▶ [Work instructions]:
Check every line of the data below for the word "Multi". Copy the ones that have it.

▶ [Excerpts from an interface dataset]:

++++++++

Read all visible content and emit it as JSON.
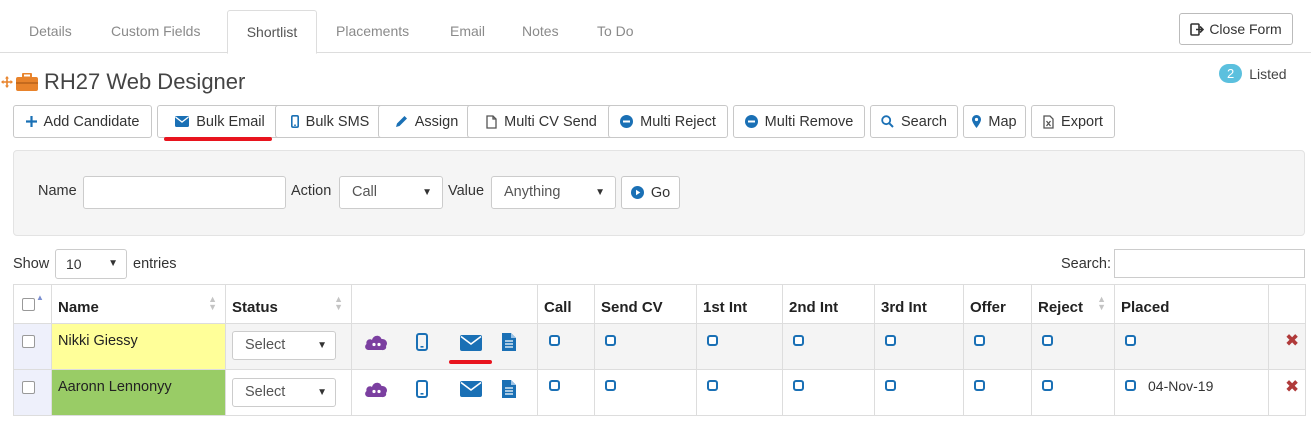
{
  "tabs": [
    "Details",
    "Custom Fields",
    "Shortlist",
    "Placements",
    "Email",
    "Notes",
    "To Do"
  ],
  "active_tab": "Shortlist",
  "close_form_label": "Close Form",
  "title": "RH27 Web Designer",
  "listed": {
    "count": "2",
    "label": "Listed"
  },
  "toolbar": {
    "add_candidate": "Add Candidate",
    "bulk_email": "Bulk Email",
    "bulk_sms": "Bulk SMS",
    "assign": "Assign",
    "multi_cv_send": "Multi CV Send",
    "multi_reject": "Multi Reject",
    "multi_remove": "Multi Remove",
    "search": "Search",
    "map": "Map",
    "export": "Export"
  },
  "filter": {
    "name_label": "Name",
    "action_label": "Action",
    "action_value": "Call",
    "value_label": "Value",
    "value_value": "Anything",
    "go_label": "Go"
  },
  "table_controls": {
    "show_label": "Show",
    "entries_value": "10",
    "entries_label": "entries",
    "search_label": "Search:"
  },
  "columns": [
    "Name",
    "Status",
    "",
    "Call",
    "Send CV",
    "1st Int",
    "2nd Int",
    "3rd Int",
    "Offer",
    "Reject",
    "Placed"
  ],
  "rows": [
    {
      "name": "Nikki Giessy",
      "status": "Select",
      "placed_date": ""
    },
    {
      "name": "Aaronn Lennonyy",
      "status": "Select",
      "placed_date": "04-Nov-19"
    }
  ],
  "colors": {
    "accent_blue": "#1a70b5",
    "highlight_red": "#e8141e",
    "row1_name_bg": "#ffff99",
    "row2_name_bg": "#99cc66",
    "briefcase_orange": "#e8832b",
    "cloud_purple": "#7b3fa0"
  }
}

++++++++

▶ [Task solution]:
    "multi_cv_send": "Multi CV Send",
    "multi_reject": "Multi Reject",
    "multi_remove": "Multi Remove",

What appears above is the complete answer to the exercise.